Dandenong West Primary School (DWPS) and Barking Spider Visual Theatre: A day out at Heide Museum.

On Friday December 7th, the children and teachers involved in Barking Spider’s, Arts Victoria funded Extended School Residency The Next Big Thing came to visit Heide Museum. The visit was supported by Heide, and was an incredible opportunity for these kids and teachers, most of whom had never been to Heide before.  The day was an opportunity to take the arts practices in which the kids and teachers had been engaged during the residency, and to use these within, and be informed by, the Heide environment.


Throughout the residency, I worked for Barking Spider as artistic director and hands on, with the school as an artist. Later in the residency – toward the last weeks – I was chatting with a girl from Afghanistan. I asked her how she felt about being in Australia, and she said she missed her home country very much: in her home country the kids would visit each other’s houses in the village where she had lived, and the countryside was beautiful. I asked if she had seen the countryside in Australia, and she had never left Dandenong. I recounted this story to Christine Healey, and this is when Christine hatched the proposal to bring the kids to Heide: there they would experience natural beauty, significant Australian history and be engaged in making art with the Barking Spider artists from the residency.
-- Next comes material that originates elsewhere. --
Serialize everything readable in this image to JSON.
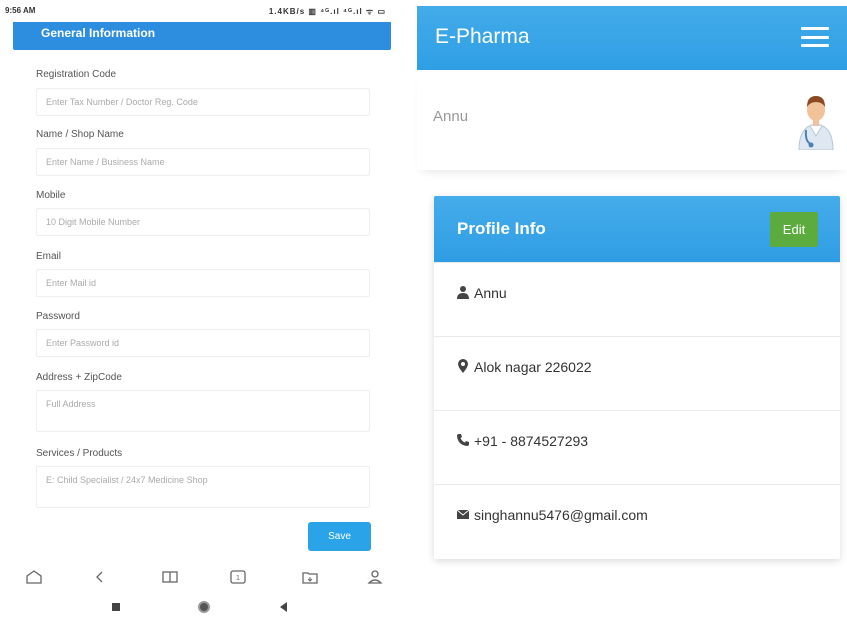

We planned to create an installation in the Sydney Myer Education Centre (SMEC), using some materials that the children were familiar with from the residency – bubble wrap in particular, and a bunch of new materials supplied by Heide. The installation was to be sound and visual in nature, and would be progressively constructed by the children throughout the day. The idea behind this followed on from a strong guiding principle from the residency itself: collaborative creation. Nat Grant took small groups of children around Heide, and over the day they collected sounds and mixed these together, creating – by the end of the day – a “Sounds of Heide” soundtrack. I took small groups of children in SMEC itself, and each group constructed parts of the installation, so by the end of the day, we had a complete, and truly collaborative artwork. The 90 kids and accompanying teachers and parents

then went through the sound and visual installation, experiencing what they had all created.
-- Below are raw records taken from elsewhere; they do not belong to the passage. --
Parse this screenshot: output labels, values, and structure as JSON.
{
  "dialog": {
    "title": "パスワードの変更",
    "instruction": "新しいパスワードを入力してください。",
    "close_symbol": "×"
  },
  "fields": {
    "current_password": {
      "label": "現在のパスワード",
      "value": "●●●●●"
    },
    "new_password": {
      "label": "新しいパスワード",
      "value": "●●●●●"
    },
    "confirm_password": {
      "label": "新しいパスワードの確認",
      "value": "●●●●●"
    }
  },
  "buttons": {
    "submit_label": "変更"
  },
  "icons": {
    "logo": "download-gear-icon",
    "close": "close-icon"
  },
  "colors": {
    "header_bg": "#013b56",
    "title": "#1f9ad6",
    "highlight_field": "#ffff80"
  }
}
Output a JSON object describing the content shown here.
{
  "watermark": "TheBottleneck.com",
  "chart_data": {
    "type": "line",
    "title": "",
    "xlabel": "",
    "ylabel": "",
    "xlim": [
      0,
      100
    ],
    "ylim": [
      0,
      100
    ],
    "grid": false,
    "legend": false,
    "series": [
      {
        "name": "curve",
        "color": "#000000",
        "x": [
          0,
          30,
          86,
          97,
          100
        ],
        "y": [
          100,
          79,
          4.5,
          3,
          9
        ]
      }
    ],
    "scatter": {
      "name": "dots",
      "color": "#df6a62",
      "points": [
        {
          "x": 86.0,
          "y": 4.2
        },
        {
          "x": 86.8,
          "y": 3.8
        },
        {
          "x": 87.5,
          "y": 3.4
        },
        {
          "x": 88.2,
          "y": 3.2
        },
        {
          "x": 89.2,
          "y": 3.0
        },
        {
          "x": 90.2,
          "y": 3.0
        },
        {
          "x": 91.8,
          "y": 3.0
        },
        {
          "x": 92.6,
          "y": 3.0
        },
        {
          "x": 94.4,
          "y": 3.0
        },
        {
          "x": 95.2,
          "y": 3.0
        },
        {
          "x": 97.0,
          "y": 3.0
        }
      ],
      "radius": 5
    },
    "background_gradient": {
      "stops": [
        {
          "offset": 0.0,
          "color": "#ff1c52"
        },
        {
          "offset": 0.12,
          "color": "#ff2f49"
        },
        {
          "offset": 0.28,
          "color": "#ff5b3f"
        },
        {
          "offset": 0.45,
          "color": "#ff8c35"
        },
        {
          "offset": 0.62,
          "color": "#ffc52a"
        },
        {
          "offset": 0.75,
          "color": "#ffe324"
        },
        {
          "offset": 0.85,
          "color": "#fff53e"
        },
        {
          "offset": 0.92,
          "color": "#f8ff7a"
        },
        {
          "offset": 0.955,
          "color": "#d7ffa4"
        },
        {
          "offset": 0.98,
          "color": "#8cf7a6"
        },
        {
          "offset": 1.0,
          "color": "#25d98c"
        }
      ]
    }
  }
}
It was such a privilege to be able to bring these children and teachers to Heide for this experience. As an extension of our residency at the school, this was an outstanding opportunity, and I feel incredibly thankful to Heide Museum for making this possible – and in particular to Christine Healey the Education Coordinator for her vision, passion and generosity.
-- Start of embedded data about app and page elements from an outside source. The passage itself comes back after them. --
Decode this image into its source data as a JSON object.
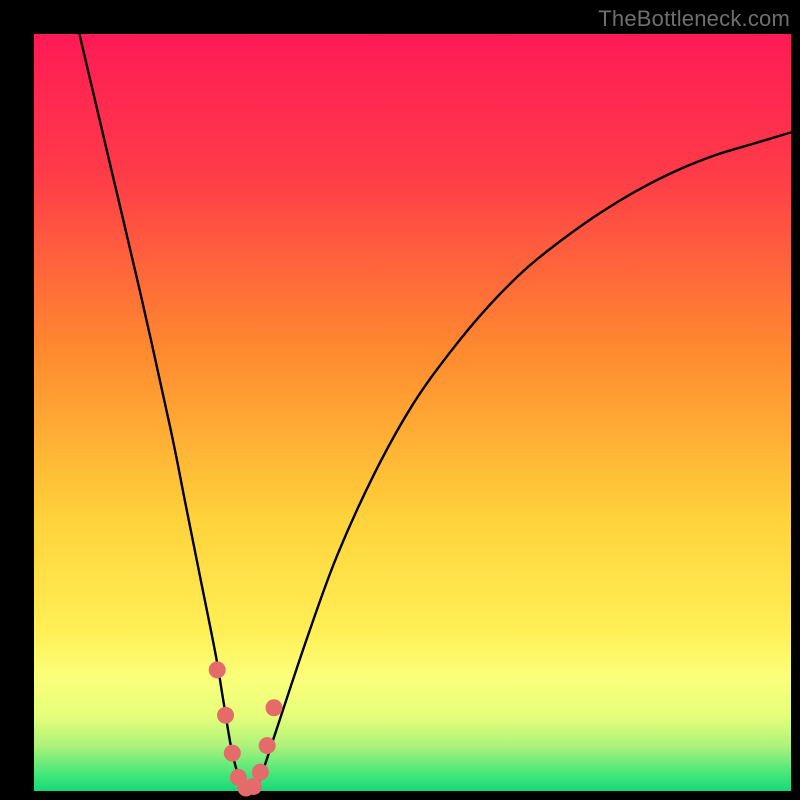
{
  "watermark": {
    "text": "TheBottleneck.com"
  },
  "colors": {
    "frame": "#000000",
    "gradient_stops": [
      {
        "pct": 0,
        "color": "#ff1a55"
      },
      {
        "pct": 18,
        "color": "#ff3a49"
      },
      {
        "pct": 42,
        "color": "#ff8a2f"
      },
      {
        "pct": 64,
        "color": "#ffd23a"
      },
      {
        "pct": 79,
        "color": "#fff056"
      },
      {
        "pct": 85,
        "color": "#fbff7a"
      },
      {
        "pct": 90,
        "color": "#e6ff7a"
      },
      {
        "pct": 94,
        "color": "#aef27a"
      },
      {
        "pct": 98,
        "color": "#3ee67a"
      },
      {
        "pct": 100,
        "color": "#14d97a"
      }
    ],
    "curve": "#000000",
    "marker_fill": "#e56b6b",
    "marker_stroke": "#c64e4e"
  },
  "chart_data": {
    "type": "line",
    "title": "",
    "xlabel": "",
    "ylabel": "",
    "xlim": [
      0,
      100
    ],
    "ylim": [
      0,
      100
    ],
    "series": [
      {
        "name": "bottleneck-curve",
        "x": [
          6,
          10,
          14,
          18,
          20,
          22,
          24,
          25,
          26,
          27,
          28,
          29,
          30,
          32,
          36,
          40,
          45,
          50,
          55,
          60,
          65,
          70,
          75,
          80,
          85,
          90,
          95,
          100
        ],
        "y": [
          100,
          83,
          66,
          48,
          38,
          28,
          18,
          12,
          6,
          2,
          0,
          0,
          2,
          8,
          20,
          31,
          42,
          51,
          58,
          64,
          69,
          73,
          76.5,
          79.5,
          82,
          84,
          85.5,
          87
        ]
      }
    ],
    "markers": {
      "name": "highlight-points",
      "x": [
        24.2,
        25.3,
        26.2,
        27.0,
        28.0,
        29.0,
        29.9,
        30.8,
        31.7
      ],
      "y": [
        16.0,
        10.0,
        5.0,
        1.8,
        0.4,
        0.6,
        2.5,
        6.0,
        11.0
      ]
    }
  }
}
For the Barking Spider artists, it was such a joy to be able to reconnect with the kids and teachers after nearly a full term since the residency’s close. Often as artists when we leave our schools or communities, there is a great sadness with this leaving: we do become attached to the people we are working with and it’s hard to say goodbye. This was a lovely opportunity for us to have the school in a new environment, and to once again share art and time with this group of people that we’ve grown to love.